- "The People of the State of California vs. Phillip Greg Garrido, Nancy Garrido". Superior Court of the State of California/The Sacramento Bee. August 28, 2009. Retrieved May 16, 2012. Also available here 
- "Inside Jaycee's Secret Kidnap Compound". Sky News. September 5, 2009.
- "Timeline and map: Jaycee Dugard case". Contra Costa Times.
- Photo slide show of Dugard case. San Jose Mercury News.
- The JAYC Foundation Inc.
- The Mayor of Claycord (September 19, 2009). "Inside Garrido's". google.com (Claycord.com). Retrieved June 30, 2013.

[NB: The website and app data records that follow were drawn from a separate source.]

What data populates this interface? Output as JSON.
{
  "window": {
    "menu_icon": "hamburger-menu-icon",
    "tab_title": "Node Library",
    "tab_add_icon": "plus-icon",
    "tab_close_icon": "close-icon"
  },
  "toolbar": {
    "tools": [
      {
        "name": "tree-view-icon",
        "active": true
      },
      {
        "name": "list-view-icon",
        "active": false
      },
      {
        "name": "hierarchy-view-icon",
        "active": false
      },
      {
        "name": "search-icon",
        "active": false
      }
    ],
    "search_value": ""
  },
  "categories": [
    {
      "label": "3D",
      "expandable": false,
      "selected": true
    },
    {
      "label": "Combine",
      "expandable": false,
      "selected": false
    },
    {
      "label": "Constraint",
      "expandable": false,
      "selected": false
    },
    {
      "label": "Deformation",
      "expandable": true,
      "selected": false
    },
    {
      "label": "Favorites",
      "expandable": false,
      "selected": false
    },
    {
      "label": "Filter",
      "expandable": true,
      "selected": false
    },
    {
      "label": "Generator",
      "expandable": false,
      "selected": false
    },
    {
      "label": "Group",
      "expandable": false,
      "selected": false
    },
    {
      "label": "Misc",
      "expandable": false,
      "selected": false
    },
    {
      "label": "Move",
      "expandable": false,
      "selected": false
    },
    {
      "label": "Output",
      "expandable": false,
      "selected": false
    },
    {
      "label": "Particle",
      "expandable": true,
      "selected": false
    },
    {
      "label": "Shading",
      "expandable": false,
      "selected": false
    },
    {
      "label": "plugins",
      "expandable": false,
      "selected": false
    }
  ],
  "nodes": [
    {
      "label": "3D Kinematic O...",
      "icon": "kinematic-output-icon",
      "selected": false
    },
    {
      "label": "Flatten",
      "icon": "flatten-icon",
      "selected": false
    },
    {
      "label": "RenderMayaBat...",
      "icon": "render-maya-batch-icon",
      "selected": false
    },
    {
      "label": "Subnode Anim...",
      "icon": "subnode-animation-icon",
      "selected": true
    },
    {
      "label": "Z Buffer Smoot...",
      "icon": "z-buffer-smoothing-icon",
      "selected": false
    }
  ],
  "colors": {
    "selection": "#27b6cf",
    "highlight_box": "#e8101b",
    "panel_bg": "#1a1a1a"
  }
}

- The Mayor of Claycord (September 15, 2009). "Garrido". google.com (Claycord.com). Retrieved June 30, 2013.
- The Mayor of Claycord (August 28, 2009). "Garrido serial killer?". google.com (Claycord.com). Retrieved June 30, 2013.
- The Mayor of Claycord (August 27, 2009). "Jaycee Dugard kidnapping". google.com (Claycord.com). Retrieved June 30, 2013.
- Voices Revealed: Phillip Garrido's blog